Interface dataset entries
_ _ _ _ _ _ _
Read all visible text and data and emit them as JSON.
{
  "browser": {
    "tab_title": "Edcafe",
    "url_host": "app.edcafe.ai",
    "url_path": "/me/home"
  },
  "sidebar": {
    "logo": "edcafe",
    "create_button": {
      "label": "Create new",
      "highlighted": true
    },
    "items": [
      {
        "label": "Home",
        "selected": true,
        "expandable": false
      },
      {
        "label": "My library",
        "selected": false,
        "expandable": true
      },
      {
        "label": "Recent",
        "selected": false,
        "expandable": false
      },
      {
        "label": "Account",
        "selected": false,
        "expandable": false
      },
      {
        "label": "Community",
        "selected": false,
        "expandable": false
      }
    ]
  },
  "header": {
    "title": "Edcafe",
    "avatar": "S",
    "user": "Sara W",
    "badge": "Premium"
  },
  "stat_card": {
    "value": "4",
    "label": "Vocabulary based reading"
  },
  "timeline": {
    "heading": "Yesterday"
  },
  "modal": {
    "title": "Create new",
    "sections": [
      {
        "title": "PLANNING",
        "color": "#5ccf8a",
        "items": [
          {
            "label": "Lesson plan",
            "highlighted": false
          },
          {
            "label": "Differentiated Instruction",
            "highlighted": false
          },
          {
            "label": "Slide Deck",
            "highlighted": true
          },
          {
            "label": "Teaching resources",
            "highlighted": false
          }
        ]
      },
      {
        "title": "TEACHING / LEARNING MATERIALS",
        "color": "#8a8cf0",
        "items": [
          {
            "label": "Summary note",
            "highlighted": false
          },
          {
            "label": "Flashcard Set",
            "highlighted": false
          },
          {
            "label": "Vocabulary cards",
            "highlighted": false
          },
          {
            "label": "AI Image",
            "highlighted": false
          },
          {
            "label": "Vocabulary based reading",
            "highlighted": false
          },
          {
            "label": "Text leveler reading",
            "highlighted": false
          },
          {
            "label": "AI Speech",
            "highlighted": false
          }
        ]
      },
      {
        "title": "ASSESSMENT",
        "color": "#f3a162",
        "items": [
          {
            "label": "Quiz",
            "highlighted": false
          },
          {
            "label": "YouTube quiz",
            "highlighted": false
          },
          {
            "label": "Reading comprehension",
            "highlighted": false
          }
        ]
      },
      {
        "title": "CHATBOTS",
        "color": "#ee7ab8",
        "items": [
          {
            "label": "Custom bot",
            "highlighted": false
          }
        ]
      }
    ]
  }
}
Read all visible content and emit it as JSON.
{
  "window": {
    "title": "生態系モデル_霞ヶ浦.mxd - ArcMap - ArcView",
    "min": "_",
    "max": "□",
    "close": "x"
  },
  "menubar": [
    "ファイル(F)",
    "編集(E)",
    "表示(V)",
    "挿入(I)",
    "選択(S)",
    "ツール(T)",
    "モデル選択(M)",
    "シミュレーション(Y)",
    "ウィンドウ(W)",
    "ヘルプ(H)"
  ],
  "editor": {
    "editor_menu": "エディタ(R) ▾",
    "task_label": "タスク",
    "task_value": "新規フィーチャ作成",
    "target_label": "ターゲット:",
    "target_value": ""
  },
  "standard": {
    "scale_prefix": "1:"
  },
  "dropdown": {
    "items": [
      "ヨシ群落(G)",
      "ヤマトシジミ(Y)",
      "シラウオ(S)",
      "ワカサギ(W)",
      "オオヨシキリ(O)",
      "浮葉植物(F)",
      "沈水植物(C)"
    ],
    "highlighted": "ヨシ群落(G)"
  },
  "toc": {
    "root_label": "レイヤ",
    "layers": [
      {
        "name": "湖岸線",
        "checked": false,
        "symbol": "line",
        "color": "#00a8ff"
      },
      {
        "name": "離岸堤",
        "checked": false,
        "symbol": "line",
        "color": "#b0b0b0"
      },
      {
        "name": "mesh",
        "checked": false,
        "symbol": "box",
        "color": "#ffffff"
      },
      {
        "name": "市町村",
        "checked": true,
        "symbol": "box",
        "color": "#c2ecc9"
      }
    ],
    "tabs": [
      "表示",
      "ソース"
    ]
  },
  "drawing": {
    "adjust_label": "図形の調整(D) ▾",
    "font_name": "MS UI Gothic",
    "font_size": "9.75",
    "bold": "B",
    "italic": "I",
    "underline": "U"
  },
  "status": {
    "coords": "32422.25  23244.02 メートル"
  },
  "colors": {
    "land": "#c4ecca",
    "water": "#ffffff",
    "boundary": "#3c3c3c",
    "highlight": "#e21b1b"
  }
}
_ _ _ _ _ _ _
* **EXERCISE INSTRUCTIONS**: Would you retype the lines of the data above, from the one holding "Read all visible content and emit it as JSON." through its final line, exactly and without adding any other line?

* **SOLUTION**:
Read all visible content and emit it as JSON.
{
  "window": {
    "title": "生態系モデル_霞ヶ浦.mxd - ArcMap - ArcView",
    "min": "_",
    "max": "□",
    "close": "x"
  },
  "menubar": [
    "ファイル(F)",
    "編集(E)",
    "表示(V)",
    "挿入(I)",
    "選択(S)",
    "ツール(T)",
    "モデル選択(M)",
    "シミュレーション(Y)",
    "ウィンドウ(W)",
    "ヘルプ(H)"
  ],
  "editor": {
    "editor_menu": "エディタ(R) ▾",
    "task_label": "タスク",
    "task_value": "新規フィーチャ作成",
    "target_label": "ターゲット:",
    "target_value": ""
  },
  "standard": {
    "scale_prefix": "1:"
  },
  "dropdown": {
    "items": [
      "ヨシ群落(G)",
      "ヤマトシジミ(Y)",
      "シラウオ(S)",
      "ワカサギ(W)",
      "オオヨシキリ(O)",
      "浮葉植物(F)",
      "沈水植物(C)"
    ],
    "highlighted": "ヨシ群落(G)"
  },
  "toc": {
    "root_label": "レイヤ",
    "layers": [
      {
        "name": "湖岸線",
        "checked": false,
        "symbol": "line",
        "color": "#00a8ff"
      },
      {
        "name": "離岸堤",
        "checked": false,
        "symbol": "line",
        "color": "#b0b0b0"
      },
      {
        "name": "mesh",
        "checked": false,
        "symbol": "box",
        "color": "#ffffff"
      },
      {
        "name": "市町村",
        "checked": true,
        "symbol": "box",
        "color": "#c2ecc9"
      }
    ],
    "tabs": [
      "表示",
      "ソース"
    ]
  },
  "drawing": {
    "adjust_label": "図形の調整(D) ▾",
    "font_name": "MS UI Gothic",
    "font_size": "9.75",
    "bold": "B",
    "italic": "I",
    "underline": "U"
  },
  "status": {
    "coords": "32422.25  23244.02 メートル"
  },
  "colors": {
    "land": "#c4ecca",
    "water": "#ffffff",
    "boundary": "#3c3c3c",
    "highlight": "#e21b1b"
  }
}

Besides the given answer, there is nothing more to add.